A new report released on Wednesday has said that religious freedom and tolerance are under threat in India. The analysis by the United States Commission on International Religious Freedom was based on violations of rights it found in 2016 and observations of contributing factors, such as national and state laws that restrict religious conversion and cow slaughter, among others.
The document noted that although Prime Minister Narendra Modi had publicly condemned religious intolerance, members of his Bharatiya Janata Party were connected with right-wing groups involved in communal violations. “Hindu nationalist groups – such as the Rashtriya Swayamsevak Sangh, Sangh Parivar, and Vishva Hindu Parishad – and their sympathisers perpetrated numerous incidents of intimidation, harassment, and violence against religious minority communities and Hindu Dalits,” the report said, adding that these violations were most “frequent and severe” in 10 of India’s 29 states.
The US panel also accused the Indian police and judiciary of being biased and flawed to “create a pervasive climate of impunity in which religious minorities feel increasingly insecure and have no recourse when religiously-motivated crimes occur”. The report has recommended that Washington express its concerns over the deteriorating state of religious freedom in India and also push the Indian government to take measures to counter the disturbing trend.
The independent panel, however, has used a map of India that marks sections of India-administered Kashmir as Pakistani territory, even though that is not the official US position on the dispute.
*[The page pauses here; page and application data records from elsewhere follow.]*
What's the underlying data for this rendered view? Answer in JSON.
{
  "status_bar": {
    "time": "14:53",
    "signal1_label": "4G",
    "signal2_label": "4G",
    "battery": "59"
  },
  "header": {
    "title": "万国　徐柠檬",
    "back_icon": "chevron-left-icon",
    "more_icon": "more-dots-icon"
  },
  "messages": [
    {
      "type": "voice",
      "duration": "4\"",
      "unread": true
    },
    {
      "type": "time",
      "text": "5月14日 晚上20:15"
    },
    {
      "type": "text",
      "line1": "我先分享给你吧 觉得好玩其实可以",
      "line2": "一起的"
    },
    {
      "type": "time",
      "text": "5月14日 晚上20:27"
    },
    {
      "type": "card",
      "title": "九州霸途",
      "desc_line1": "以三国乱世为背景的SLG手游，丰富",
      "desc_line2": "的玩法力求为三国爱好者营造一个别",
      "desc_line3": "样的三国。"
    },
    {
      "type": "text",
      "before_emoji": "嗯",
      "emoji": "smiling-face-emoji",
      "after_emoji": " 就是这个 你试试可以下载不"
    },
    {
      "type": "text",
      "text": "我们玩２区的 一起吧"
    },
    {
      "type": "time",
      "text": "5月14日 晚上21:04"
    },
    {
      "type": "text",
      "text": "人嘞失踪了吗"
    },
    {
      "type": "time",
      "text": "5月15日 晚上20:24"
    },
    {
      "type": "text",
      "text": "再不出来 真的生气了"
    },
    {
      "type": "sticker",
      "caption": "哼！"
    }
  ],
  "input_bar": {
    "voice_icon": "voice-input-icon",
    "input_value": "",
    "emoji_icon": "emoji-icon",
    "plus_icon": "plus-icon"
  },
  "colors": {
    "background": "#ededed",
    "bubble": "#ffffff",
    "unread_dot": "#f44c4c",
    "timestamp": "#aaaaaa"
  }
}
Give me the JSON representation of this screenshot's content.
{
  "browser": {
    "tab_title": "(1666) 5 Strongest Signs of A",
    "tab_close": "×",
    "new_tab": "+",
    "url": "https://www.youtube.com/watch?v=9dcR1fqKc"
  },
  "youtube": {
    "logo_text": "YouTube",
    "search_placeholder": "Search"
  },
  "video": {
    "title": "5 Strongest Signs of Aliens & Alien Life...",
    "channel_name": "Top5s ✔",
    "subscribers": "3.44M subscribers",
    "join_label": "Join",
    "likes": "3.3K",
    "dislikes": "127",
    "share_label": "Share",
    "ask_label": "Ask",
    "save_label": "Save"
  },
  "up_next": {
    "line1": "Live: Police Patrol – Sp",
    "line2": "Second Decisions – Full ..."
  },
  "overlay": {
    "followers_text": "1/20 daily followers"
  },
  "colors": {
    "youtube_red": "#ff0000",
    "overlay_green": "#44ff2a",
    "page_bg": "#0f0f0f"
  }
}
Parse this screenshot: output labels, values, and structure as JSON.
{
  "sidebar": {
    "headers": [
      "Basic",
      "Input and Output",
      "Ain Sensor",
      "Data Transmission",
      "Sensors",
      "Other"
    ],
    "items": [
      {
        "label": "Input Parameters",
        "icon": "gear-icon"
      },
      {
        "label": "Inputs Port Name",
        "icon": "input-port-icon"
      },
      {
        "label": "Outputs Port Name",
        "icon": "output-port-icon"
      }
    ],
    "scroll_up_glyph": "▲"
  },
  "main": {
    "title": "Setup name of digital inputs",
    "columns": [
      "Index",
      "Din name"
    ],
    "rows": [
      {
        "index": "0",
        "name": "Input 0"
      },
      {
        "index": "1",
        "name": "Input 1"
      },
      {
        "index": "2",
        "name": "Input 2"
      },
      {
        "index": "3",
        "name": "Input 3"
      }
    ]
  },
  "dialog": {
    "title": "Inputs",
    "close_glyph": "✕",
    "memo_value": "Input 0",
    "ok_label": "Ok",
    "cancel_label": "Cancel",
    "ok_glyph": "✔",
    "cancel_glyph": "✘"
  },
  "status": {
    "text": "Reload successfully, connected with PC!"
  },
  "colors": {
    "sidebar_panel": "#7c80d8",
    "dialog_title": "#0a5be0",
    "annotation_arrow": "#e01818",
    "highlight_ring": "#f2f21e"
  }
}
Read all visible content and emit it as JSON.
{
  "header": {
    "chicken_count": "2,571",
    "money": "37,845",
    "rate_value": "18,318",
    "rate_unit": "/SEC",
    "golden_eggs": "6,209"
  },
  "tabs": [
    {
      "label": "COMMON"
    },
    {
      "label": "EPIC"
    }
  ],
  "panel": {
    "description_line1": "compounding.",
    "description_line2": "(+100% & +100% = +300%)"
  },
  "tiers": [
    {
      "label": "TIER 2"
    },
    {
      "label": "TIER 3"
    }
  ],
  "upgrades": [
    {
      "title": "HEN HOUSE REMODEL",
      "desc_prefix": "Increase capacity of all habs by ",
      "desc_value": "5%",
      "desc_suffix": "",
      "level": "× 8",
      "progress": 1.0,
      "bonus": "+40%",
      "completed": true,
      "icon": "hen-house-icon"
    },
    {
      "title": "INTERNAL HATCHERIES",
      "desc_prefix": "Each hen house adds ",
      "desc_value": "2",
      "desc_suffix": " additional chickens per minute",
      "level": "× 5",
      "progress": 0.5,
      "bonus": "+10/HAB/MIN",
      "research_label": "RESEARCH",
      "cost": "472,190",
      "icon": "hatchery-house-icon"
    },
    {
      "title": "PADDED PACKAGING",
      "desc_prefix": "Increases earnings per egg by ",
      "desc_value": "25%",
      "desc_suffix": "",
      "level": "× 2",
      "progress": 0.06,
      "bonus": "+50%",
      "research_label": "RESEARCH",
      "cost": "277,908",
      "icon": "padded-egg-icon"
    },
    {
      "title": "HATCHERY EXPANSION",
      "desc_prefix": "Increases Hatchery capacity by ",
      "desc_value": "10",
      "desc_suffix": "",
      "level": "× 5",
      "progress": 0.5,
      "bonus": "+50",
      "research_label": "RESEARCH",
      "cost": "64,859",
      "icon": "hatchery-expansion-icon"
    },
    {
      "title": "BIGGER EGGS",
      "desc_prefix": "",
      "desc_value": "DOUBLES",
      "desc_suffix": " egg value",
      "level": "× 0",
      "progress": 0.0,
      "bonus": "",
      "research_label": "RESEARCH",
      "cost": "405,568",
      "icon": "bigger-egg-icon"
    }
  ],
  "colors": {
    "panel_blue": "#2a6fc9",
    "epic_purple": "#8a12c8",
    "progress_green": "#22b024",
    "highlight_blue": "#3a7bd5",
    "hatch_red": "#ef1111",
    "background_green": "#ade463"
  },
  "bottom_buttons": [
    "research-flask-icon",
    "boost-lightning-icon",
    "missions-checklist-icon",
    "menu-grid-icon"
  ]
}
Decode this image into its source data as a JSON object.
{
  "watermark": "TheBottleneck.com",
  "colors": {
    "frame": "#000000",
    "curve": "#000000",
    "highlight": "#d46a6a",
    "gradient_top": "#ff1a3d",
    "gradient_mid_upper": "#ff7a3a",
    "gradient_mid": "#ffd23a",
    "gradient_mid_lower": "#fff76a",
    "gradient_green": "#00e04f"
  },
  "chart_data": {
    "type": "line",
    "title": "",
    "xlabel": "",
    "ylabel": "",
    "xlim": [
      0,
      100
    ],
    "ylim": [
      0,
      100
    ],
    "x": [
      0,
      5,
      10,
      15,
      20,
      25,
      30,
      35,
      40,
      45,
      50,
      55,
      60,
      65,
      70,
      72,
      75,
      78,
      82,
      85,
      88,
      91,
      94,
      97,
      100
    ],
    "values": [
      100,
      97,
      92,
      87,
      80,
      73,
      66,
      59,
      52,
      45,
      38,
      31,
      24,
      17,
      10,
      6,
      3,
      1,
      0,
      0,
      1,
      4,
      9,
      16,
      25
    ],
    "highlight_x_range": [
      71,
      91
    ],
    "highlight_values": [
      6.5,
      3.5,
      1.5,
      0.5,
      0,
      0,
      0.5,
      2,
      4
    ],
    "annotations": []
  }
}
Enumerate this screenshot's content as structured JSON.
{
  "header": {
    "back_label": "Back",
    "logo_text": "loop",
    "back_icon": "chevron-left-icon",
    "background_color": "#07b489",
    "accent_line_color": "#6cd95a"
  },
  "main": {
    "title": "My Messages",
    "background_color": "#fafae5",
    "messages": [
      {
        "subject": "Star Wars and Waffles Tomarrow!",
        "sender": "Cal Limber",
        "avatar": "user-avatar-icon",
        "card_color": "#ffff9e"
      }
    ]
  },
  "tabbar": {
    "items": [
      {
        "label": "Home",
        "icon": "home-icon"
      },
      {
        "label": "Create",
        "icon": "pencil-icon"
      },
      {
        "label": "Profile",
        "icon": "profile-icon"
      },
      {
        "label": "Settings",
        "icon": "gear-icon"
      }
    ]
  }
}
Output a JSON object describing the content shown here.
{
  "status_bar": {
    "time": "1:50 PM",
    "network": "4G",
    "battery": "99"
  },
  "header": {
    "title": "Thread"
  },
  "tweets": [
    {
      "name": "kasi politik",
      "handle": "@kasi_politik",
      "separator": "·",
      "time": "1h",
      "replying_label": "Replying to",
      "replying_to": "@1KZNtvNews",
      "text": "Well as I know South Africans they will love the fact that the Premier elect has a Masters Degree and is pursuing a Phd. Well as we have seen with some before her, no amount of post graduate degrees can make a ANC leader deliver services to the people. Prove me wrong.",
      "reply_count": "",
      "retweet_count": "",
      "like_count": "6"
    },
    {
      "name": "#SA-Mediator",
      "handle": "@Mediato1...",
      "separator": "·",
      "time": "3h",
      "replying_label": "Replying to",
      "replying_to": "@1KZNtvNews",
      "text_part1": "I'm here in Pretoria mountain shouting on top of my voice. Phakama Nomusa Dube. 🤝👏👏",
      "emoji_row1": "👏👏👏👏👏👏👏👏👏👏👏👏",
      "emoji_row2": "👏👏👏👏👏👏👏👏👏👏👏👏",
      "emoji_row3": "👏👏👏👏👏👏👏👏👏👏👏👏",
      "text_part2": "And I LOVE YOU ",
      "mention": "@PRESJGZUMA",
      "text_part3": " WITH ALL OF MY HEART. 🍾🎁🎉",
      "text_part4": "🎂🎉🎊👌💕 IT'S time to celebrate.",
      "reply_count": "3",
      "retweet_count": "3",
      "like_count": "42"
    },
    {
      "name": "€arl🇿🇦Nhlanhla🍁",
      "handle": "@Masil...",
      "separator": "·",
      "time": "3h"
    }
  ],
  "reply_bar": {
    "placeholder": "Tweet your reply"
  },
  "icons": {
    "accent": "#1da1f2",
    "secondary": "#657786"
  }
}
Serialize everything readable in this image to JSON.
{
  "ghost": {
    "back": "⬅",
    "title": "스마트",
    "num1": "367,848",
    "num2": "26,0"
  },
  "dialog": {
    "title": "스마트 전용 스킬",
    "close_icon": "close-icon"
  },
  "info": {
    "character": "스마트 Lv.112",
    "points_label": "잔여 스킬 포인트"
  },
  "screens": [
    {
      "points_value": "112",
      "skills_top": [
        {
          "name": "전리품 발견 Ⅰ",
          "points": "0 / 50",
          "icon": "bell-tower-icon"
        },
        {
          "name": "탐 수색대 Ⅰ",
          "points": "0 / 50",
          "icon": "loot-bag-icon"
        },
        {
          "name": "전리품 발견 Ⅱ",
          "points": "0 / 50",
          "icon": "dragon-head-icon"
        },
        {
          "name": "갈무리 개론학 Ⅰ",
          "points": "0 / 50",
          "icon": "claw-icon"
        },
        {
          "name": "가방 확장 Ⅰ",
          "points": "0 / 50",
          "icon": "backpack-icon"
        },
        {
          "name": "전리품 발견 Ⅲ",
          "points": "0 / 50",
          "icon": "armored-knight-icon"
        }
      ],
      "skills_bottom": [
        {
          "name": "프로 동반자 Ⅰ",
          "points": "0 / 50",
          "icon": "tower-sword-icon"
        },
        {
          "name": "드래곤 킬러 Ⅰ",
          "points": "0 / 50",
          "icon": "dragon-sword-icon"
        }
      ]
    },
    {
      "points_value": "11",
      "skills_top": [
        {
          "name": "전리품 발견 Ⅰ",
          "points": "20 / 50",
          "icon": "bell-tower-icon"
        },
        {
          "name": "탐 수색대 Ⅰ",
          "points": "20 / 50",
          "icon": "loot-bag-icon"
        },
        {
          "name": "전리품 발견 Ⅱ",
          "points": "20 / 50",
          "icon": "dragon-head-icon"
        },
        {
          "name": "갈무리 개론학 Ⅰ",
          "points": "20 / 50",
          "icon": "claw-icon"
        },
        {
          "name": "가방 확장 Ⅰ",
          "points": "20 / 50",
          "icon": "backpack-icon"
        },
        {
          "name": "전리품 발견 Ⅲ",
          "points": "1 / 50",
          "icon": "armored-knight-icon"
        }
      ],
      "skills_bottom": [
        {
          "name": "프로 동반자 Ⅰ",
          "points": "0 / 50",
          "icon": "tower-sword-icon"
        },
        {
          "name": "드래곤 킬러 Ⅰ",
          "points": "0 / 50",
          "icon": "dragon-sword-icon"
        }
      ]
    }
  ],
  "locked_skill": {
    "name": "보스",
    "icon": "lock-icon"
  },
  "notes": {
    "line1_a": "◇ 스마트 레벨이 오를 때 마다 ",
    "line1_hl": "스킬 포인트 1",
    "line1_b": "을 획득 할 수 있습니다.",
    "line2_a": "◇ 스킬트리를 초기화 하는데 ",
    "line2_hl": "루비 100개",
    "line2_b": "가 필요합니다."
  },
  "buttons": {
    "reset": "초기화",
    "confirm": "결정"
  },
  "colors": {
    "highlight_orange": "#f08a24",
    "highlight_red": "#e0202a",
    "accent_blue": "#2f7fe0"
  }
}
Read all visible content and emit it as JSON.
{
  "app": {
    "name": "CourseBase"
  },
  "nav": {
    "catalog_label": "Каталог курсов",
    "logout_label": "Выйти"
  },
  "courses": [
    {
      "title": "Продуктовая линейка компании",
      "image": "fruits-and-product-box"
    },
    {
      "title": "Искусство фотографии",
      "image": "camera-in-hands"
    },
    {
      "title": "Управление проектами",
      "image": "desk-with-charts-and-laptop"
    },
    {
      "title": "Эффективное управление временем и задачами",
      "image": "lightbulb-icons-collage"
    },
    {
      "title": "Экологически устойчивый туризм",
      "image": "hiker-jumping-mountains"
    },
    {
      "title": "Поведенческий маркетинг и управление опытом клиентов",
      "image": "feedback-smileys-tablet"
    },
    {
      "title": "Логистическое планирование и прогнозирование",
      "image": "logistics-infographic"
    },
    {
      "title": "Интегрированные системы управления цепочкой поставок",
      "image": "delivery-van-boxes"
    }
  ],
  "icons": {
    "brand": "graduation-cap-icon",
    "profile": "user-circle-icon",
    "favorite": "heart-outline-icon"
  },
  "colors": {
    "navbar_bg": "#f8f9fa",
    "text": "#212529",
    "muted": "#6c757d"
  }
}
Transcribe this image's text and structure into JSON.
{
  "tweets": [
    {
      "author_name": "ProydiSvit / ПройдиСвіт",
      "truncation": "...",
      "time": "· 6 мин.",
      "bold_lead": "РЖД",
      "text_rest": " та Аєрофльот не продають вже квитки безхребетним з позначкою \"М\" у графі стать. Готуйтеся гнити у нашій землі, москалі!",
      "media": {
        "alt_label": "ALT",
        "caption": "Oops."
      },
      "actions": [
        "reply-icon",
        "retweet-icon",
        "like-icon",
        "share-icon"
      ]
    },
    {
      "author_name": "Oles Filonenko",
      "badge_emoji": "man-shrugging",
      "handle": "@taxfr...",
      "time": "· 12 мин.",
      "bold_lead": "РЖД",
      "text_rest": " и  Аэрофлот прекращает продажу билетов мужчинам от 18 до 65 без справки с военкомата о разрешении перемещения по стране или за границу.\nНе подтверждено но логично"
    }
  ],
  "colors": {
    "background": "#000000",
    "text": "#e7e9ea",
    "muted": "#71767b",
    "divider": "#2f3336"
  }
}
The analysis, once again, categorised India under its Tier 2 section, which includes nations where the violations engaged in or tolerated by the government are serious.